======== THE DATA

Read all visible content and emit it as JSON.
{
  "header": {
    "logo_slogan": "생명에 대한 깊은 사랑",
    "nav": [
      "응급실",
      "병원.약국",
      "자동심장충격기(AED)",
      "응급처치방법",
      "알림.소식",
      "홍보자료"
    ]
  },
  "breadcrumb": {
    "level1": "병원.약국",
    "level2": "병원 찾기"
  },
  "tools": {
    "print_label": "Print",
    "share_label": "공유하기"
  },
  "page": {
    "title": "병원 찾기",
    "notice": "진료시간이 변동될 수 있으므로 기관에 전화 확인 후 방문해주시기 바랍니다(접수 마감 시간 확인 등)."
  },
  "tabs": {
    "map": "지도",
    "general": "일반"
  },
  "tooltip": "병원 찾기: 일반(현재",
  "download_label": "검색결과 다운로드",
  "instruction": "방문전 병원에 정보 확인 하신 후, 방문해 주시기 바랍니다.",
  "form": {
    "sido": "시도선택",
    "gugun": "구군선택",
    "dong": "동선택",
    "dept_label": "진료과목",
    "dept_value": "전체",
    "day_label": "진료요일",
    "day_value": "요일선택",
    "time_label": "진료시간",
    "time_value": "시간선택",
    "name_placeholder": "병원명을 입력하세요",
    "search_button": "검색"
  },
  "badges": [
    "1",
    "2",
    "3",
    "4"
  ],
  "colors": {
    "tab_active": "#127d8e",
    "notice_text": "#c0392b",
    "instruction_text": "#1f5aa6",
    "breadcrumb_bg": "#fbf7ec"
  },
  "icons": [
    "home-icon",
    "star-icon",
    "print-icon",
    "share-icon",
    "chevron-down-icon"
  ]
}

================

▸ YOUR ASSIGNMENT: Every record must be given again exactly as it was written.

▸ COMPLETED EXERCISE:
Read all visible content and emit it as JSON.
{
  "header": {
    "logo_slogan": "생명에 대한 깊은 사랑",
    "nav": [
      "응급실",
      "병원.약국",
      "자동심장충격기(AED)",
      "응급처치방법",
      "알림.소식",
      "홍보자료"
    ]
  },
  "breadcrumb": {
    "level1": "병원.약국",
    "level2": "병원 찾기"
  },
  "tools": {
    "print_label": "Print",
    "share_label": "공유하기"
  },
  "page": {
    "title": "병원 찾기",
    "notice": "진료시간이 변동될 수 있으므로 기관에 전화 확인 후 방문해주시기 바랍니다(접수 마감 시간 확인 등)."
  },
  "tabs": {
    "map": "지도",
    "general": "일반"
  },
  "tooltip": "병원 찾기: 일반(현재",
  "download_label": "검색결과 다운로드",
  "instruction": "방문전 병원에 정보 확인 하신 후, 방문해 주시기 바랍니다.",
  "form": {
    "sido": "시도선택",
    "gugun": "구군선택",
    "dong": "동선택",
    "dept_label": "진료과목",
    "dept_value": "전체",
    "day_label": "진료요일",
    "day_value": "요일선택",
    "time_label": "진료시간",
    "time_value": "시간선택",
    "name_placeholder": "병원명을 입력하세요",
    "search_button": "검색"
  },
  "badges": [
    "1",
    "2",
    "3",
    "4"
  ],
  "colors": {
    "tab_active": "#127d8e",
    "notice_text": "#c0392b",
    "instruction_text": "#1f5aa6",
    "breadcrumb_bg": "#fbf7ec"
  },
  "icons": [
    "home-icon",
    "star-icon",
    "print-icon",
    "share-icon",
    "chevron-down-icon"
  ]
}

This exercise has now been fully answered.